**EXERCISE INSTRUCTIONS:**
Your task is to gather the lines below that hold the string "Address".

---- EXERCISE INPUTS

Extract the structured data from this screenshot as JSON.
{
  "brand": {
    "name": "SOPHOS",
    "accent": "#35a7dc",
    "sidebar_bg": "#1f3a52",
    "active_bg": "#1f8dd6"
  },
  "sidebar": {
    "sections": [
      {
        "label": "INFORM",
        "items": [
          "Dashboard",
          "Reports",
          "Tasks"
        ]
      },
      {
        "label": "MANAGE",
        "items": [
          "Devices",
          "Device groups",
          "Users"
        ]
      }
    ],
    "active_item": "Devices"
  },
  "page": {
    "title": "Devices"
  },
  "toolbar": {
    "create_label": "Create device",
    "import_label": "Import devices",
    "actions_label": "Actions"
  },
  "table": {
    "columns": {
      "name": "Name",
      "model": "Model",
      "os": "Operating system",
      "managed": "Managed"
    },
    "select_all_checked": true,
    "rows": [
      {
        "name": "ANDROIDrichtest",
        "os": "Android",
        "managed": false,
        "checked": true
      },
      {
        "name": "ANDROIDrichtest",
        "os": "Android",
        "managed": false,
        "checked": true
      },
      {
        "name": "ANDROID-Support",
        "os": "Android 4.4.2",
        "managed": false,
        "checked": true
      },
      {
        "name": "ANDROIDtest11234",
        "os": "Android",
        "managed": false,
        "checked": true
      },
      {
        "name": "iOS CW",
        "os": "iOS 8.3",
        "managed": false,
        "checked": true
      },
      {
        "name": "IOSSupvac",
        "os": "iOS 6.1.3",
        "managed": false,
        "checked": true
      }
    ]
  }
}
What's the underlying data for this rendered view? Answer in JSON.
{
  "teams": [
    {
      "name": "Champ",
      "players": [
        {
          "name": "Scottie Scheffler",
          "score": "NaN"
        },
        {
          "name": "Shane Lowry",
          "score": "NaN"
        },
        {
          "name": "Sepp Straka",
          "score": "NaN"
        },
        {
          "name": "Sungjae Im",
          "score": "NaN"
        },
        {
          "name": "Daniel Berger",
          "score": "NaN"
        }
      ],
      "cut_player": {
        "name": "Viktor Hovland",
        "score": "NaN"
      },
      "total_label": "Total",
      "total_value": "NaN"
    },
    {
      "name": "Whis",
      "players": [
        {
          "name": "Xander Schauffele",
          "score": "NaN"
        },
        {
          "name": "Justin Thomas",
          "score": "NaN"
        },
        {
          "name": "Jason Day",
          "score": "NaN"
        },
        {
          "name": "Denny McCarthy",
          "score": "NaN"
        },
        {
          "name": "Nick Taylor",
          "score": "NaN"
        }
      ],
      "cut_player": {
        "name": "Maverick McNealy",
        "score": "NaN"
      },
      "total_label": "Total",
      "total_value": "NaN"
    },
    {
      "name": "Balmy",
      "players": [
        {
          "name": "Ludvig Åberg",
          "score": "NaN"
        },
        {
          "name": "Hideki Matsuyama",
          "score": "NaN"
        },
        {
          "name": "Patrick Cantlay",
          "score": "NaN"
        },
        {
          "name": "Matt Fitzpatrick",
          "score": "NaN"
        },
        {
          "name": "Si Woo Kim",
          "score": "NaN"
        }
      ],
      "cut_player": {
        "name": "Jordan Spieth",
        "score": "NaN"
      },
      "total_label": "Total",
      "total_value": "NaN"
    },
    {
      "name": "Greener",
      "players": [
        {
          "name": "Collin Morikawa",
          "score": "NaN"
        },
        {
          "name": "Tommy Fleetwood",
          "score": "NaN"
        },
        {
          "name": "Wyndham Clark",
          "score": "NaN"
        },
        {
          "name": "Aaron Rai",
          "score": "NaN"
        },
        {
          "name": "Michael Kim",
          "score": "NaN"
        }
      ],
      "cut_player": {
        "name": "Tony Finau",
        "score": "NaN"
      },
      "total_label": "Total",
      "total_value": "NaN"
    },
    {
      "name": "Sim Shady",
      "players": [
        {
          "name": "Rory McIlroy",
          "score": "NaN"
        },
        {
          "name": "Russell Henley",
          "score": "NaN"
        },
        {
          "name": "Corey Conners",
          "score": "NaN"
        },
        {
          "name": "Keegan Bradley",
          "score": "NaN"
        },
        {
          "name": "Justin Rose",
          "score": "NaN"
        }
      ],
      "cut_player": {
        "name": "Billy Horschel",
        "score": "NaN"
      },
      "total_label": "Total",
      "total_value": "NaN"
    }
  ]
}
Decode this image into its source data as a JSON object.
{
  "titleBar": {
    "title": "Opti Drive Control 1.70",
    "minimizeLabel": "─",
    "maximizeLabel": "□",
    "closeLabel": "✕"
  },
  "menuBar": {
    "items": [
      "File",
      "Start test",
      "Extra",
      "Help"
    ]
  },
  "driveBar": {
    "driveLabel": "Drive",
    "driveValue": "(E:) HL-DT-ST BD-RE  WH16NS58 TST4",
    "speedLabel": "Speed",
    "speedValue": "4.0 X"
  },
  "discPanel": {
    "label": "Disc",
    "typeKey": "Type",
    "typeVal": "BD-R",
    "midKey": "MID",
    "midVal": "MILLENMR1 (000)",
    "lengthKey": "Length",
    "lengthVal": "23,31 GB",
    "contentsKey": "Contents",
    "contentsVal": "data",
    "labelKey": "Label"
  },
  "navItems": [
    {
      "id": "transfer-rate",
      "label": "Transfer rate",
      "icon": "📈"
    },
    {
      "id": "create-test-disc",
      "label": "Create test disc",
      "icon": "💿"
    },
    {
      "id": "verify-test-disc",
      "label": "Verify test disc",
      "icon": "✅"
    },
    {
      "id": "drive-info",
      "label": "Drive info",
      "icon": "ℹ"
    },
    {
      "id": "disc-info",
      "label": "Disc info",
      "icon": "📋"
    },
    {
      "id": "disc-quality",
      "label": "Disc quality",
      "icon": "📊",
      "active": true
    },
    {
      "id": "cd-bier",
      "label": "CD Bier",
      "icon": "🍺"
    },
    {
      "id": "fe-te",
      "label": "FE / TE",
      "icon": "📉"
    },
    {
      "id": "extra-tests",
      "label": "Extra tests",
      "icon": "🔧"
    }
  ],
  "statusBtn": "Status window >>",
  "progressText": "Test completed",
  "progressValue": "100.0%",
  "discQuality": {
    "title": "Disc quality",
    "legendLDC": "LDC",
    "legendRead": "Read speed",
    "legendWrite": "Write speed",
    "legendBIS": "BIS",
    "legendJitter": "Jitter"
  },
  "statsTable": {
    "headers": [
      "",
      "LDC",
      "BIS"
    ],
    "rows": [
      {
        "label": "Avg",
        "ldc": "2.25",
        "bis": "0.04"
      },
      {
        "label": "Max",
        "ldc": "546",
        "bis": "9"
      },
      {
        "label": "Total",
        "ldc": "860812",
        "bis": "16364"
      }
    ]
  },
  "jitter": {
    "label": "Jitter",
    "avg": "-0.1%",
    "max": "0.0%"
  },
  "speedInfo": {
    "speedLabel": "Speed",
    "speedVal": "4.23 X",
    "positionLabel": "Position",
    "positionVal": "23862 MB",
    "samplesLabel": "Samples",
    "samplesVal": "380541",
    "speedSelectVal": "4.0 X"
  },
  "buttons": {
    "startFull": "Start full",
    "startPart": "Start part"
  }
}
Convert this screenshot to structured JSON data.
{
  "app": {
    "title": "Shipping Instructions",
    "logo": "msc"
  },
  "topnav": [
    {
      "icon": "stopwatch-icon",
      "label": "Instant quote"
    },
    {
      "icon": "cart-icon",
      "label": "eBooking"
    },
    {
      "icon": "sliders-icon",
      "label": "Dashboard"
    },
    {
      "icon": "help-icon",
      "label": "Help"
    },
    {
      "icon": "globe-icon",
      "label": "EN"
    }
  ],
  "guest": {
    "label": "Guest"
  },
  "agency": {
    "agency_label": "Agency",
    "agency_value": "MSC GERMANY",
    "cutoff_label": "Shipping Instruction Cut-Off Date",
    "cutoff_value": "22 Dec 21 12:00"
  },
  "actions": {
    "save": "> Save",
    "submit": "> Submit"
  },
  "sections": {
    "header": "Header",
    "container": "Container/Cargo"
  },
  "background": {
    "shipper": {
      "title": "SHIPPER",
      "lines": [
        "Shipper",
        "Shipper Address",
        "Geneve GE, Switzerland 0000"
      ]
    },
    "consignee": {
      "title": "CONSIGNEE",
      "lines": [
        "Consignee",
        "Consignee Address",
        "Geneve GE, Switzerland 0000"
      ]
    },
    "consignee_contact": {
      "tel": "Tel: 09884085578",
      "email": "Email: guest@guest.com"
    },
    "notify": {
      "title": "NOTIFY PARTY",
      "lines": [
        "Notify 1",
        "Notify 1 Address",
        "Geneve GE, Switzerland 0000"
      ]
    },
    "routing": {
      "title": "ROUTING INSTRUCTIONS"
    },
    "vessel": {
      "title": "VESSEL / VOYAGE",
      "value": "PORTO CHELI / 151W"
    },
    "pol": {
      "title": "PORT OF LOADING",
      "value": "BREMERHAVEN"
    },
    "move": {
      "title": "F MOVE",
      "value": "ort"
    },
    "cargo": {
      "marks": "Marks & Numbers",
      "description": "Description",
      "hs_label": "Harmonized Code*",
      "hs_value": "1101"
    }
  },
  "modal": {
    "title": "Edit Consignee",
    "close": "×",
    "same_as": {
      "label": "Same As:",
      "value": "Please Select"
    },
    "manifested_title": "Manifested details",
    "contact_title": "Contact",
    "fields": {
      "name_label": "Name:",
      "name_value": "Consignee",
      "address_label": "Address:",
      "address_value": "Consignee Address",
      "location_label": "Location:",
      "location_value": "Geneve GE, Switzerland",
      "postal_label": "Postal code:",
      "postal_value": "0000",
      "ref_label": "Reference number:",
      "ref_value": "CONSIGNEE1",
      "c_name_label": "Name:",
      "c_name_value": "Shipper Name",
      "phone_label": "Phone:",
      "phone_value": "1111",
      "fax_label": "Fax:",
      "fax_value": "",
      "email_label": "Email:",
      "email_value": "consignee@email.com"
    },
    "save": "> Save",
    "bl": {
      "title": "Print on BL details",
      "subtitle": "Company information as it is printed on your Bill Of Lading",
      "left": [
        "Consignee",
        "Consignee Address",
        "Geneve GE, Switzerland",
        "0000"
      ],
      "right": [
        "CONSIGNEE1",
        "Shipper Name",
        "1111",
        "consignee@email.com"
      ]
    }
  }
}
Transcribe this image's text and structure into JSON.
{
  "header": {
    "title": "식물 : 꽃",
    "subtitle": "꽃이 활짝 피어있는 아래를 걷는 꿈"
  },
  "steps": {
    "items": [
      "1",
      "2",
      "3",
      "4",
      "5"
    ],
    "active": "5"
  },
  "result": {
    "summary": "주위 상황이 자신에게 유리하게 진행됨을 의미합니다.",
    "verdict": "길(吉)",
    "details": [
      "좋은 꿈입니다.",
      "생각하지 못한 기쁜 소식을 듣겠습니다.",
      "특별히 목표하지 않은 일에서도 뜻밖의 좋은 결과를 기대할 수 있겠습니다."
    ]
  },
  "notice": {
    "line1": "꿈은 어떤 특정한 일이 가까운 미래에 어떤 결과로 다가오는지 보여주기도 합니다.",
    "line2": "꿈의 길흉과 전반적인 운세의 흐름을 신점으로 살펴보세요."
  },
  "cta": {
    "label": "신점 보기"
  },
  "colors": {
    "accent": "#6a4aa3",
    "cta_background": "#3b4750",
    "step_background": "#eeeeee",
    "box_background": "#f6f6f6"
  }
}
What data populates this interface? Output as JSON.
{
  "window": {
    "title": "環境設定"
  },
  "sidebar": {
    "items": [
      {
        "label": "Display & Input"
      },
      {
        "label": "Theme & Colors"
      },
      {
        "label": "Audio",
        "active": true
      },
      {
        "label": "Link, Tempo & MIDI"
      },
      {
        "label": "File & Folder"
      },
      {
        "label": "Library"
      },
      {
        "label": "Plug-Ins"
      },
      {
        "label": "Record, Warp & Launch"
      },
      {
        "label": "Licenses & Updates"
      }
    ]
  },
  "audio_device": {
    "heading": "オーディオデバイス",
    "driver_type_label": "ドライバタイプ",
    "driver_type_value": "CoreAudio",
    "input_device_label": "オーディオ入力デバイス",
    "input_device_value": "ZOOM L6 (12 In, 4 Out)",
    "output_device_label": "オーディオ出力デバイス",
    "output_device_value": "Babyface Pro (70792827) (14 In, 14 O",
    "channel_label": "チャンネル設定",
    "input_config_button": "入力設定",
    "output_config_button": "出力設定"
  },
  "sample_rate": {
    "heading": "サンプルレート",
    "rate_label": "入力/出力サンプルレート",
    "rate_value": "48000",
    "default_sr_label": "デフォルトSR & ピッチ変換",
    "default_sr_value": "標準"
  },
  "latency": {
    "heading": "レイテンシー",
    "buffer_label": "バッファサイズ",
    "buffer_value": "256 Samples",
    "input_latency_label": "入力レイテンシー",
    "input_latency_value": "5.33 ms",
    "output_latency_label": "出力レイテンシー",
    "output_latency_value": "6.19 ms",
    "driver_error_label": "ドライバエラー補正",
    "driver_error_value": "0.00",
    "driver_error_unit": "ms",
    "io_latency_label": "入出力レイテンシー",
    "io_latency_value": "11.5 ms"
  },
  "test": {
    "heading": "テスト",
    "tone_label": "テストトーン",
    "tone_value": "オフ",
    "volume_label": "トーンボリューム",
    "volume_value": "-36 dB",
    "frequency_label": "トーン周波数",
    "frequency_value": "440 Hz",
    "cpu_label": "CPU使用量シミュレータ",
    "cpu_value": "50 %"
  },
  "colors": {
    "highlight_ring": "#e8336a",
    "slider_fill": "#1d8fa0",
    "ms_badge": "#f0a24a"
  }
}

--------

**RESULT:**
        "Shipper Address",
        "Consignee Address",
        "Notify 1 Address",
      "address_label": "Address:",
      "address_value": "Consignee Address",
        "Consignee Address",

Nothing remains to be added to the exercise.